To do: Find every line of the data below that has "from" in it. Reply with the number only.

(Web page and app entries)
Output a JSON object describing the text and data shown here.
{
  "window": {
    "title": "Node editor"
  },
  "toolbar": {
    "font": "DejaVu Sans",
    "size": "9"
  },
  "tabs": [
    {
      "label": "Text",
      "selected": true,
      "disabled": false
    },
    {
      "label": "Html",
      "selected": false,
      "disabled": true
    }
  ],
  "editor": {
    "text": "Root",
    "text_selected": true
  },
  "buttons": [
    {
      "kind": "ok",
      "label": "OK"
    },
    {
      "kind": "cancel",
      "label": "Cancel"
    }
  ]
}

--

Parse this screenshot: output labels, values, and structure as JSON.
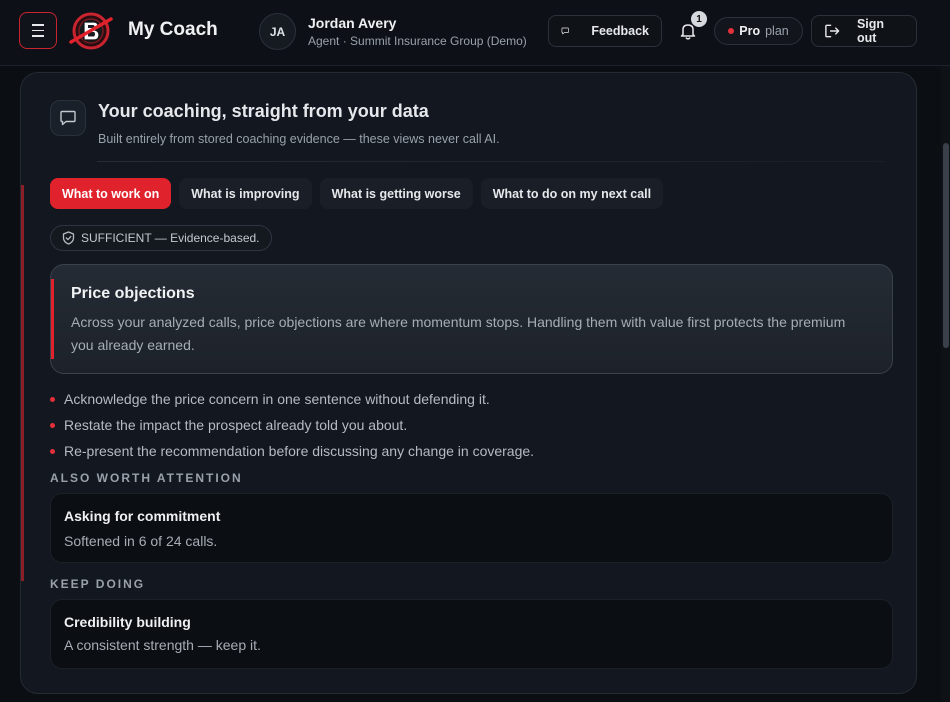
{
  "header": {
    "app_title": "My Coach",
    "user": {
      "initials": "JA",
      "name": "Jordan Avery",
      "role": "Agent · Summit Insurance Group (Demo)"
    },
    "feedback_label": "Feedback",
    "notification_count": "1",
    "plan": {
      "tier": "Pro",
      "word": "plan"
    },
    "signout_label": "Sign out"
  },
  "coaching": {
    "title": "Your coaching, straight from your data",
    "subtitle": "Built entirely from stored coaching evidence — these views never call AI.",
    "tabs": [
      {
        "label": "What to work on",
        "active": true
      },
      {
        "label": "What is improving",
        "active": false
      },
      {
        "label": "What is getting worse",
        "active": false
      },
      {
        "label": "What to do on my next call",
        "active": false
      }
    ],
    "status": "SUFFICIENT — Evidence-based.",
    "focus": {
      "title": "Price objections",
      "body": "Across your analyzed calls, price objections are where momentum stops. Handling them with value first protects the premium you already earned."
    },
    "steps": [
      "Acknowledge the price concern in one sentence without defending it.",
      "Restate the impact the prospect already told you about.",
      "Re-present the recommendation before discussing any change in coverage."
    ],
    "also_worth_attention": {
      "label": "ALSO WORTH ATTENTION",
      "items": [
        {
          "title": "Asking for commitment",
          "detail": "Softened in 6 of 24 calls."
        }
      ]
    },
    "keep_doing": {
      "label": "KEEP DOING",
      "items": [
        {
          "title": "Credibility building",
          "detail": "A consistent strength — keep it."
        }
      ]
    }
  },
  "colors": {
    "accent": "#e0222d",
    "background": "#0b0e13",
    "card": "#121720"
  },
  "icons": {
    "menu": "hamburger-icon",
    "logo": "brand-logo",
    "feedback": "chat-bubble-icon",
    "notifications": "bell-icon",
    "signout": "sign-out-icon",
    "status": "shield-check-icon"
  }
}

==

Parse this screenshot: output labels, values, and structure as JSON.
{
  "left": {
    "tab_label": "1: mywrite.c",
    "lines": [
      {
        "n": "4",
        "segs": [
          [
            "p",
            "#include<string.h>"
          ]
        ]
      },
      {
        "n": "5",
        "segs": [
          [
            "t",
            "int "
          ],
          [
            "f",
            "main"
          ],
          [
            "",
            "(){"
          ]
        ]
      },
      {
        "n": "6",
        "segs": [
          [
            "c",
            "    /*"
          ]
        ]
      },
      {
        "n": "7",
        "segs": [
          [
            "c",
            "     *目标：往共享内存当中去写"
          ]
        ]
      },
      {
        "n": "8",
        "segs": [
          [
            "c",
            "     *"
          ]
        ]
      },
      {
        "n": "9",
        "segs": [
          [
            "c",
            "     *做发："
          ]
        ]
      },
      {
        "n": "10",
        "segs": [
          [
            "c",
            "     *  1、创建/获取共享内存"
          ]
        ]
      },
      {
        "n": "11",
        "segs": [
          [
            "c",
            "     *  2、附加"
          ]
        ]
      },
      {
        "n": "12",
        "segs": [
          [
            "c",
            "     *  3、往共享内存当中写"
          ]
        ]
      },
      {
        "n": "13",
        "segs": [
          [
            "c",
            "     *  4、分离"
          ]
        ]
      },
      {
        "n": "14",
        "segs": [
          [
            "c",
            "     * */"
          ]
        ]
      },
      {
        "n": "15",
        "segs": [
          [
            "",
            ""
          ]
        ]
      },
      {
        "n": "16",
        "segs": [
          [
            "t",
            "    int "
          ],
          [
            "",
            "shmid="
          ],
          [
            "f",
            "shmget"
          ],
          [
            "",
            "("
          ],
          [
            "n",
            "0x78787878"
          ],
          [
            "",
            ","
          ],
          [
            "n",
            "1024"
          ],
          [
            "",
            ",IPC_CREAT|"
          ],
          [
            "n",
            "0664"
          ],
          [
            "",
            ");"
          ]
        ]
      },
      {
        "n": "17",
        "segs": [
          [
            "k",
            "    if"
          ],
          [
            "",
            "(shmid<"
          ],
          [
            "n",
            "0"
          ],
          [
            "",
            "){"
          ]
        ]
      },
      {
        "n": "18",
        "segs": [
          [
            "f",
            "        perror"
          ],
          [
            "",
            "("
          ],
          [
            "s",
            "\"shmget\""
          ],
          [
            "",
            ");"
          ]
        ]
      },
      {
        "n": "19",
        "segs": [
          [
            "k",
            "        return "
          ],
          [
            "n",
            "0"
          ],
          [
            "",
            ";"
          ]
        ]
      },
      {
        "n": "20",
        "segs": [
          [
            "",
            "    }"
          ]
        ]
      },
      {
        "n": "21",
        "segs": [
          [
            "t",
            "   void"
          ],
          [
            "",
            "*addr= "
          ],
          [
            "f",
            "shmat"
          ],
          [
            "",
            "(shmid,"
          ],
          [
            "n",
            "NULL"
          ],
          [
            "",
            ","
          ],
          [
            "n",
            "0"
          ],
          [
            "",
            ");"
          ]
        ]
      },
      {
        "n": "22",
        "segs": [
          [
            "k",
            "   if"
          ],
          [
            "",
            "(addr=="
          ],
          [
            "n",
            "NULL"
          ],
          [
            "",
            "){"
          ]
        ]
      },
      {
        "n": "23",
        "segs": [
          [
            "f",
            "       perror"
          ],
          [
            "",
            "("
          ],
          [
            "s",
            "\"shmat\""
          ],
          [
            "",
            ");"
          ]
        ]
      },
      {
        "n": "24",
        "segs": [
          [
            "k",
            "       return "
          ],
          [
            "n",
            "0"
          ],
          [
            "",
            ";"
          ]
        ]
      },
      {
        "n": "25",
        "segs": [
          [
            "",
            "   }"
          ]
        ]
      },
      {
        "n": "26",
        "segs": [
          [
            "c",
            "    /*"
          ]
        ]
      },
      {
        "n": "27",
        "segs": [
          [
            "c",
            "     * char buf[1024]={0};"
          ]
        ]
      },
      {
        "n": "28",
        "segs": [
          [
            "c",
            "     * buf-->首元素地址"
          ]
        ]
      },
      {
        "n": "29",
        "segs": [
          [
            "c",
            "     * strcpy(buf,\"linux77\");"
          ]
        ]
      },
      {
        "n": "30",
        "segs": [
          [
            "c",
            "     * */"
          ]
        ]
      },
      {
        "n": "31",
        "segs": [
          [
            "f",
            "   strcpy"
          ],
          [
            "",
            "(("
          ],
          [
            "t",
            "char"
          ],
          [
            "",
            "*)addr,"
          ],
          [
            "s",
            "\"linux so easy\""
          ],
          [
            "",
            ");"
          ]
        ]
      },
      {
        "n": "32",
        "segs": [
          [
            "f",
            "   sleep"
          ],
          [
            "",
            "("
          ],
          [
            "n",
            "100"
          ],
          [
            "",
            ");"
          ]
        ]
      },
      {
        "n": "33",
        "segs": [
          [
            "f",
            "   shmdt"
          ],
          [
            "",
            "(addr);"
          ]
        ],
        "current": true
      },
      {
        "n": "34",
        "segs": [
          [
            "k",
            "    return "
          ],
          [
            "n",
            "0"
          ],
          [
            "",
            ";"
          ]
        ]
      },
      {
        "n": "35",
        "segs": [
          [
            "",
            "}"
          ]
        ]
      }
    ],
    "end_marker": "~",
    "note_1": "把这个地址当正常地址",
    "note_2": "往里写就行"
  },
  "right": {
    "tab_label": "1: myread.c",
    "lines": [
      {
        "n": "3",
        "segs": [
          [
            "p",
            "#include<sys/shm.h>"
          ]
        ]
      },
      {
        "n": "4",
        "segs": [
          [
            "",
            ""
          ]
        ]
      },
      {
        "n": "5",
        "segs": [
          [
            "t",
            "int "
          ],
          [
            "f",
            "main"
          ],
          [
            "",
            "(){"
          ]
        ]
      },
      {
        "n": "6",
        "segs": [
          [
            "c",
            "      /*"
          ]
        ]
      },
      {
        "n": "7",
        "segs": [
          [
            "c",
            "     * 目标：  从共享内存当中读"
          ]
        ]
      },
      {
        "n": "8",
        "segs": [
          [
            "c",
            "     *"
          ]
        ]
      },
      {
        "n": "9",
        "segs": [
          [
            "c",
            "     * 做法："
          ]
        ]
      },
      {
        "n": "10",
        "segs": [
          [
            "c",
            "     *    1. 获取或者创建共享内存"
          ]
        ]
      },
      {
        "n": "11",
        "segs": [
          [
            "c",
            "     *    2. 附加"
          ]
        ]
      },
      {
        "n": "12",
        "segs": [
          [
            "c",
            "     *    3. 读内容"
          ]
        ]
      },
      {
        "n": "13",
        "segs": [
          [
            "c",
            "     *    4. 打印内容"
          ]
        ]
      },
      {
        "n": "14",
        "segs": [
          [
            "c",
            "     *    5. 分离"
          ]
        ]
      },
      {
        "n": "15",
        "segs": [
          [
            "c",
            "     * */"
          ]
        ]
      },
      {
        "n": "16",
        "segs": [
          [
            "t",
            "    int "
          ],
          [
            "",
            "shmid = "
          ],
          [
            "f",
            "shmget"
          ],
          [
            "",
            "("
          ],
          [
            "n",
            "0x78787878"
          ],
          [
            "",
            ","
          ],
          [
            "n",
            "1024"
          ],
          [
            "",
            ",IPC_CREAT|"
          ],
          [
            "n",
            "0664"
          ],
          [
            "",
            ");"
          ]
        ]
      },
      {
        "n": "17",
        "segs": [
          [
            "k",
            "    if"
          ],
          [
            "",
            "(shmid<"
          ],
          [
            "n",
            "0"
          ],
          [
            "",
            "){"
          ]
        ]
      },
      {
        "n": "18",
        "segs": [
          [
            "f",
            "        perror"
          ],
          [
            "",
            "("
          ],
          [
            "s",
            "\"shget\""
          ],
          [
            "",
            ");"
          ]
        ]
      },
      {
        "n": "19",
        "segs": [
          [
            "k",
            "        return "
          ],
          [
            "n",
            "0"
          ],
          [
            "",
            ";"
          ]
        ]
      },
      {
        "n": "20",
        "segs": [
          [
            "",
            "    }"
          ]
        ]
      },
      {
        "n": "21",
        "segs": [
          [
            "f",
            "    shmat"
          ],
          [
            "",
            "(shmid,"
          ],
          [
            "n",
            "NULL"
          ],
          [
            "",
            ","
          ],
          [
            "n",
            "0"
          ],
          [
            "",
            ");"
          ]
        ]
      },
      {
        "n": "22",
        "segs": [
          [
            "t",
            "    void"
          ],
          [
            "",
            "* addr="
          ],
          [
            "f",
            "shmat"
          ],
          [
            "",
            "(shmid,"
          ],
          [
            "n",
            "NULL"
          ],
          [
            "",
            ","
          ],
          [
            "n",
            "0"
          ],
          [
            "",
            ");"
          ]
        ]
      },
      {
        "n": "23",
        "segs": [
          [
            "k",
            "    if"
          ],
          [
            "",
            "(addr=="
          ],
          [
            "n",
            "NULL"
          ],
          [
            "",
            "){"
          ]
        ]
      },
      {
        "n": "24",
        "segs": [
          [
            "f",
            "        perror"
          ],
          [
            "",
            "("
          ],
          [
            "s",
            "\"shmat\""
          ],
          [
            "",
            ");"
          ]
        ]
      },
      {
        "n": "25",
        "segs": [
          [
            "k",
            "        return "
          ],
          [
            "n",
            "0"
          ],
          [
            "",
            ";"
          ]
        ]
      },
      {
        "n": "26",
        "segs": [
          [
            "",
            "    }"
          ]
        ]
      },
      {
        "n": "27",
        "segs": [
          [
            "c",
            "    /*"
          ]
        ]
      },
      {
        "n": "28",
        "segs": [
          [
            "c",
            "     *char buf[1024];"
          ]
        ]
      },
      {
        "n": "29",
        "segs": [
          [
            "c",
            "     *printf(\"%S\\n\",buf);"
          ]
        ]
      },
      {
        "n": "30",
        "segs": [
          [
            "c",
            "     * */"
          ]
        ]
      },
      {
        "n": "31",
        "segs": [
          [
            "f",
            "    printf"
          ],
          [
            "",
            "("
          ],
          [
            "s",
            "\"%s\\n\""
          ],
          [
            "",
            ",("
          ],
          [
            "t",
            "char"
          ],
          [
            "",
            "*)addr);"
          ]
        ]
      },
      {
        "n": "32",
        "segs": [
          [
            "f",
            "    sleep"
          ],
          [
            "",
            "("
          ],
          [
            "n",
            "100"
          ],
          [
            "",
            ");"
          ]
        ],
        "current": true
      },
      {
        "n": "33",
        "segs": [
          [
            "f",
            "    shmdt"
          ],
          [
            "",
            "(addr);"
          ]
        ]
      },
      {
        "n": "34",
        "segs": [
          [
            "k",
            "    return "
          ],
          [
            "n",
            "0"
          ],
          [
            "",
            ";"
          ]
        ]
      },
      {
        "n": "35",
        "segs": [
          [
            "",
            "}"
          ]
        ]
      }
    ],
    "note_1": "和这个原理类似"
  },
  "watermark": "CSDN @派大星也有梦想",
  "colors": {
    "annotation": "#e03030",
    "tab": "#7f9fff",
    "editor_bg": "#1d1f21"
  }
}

Your response: 2